Problem description:
Repeat the data exactly, with every line included.

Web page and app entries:

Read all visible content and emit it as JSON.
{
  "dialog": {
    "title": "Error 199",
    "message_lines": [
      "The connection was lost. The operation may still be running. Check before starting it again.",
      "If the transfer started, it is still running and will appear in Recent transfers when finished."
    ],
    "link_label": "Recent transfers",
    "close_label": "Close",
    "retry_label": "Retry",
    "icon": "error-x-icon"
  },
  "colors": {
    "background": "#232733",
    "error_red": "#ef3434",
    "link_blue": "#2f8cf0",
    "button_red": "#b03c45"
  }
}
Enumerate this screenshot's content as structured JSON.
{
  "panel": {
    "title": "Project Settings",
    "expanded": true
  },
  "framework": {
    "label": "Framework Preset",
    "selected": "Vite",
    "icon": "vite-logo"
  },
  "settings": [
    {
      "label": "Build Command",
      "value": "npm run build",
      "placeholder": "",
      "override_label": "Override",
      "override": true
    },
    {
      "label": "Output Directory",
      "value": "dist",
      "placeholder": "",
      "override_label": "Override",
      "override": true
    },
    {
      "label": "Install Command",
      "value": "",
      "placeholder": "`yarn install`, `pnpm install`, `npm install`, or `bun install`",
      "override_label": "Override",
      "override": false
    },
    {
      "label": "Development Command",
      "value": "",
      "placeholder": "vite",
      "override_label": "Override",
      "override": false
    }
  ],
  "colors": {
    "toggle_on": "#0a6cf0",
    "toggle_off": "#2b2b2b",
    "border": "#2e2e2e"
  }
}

Response:
Read all visible content and emit it as JSON.
{
  "dialog": {
    "title": "Error 199",
    "message_lines": [
      "The connection was lost. The operation may still be running. Check before starting it again.",
      "If the transfer started, it is still running and will appear in Recent transfers when finished."
    ],
    "link_label": "Recent transfers",
    "close_label": "Close",
    "retry_label": "Retry",
    "icon": "error-x-icon"
  },
  "colors": {
    "background": "#232733",
    "error_red": "#ef3434",
    "link_blue": "#2f8cf0",
    "button_red": "#b03c45"
  }
}
Enumerate this screenshot's content as structured JSON.
{
  "panel": {
    "title": "Project Settings",
    "expanded": true
  },
  "framework": {
    "label": "Framework Preset",
    "selected": "Vite",
    "icon": "vite-logo"
  },
  "settings": [
    {
      "label": "Build Command",
      "value": "npm run build",
      "placeholder": "",
      "override_label": "Override",
      "override": true
    },
    {
      "label": "Output Directory",
      "value": "dist",
      "placeholder": "",
      "override_label": "Override",
      "override": true
    },
    {
      "label": "Install Command",
      "value": "",
      "placeholder": "`yarn install`, `pnpm install`, `npm install`, or `bun install`",
      "override_label": "Override",
      "override": false
    },
    {
      "label": "Development Command",
      "value": "",
      "placeholder": "vite",
      "override_label": "Override",
      "override": false
    }
  ],
  "colors": {
    "toggle_on": "#0a6cf0",
    "toggle_off": "#2b2b2b",
    "border": "#2e2e2e"
  }
}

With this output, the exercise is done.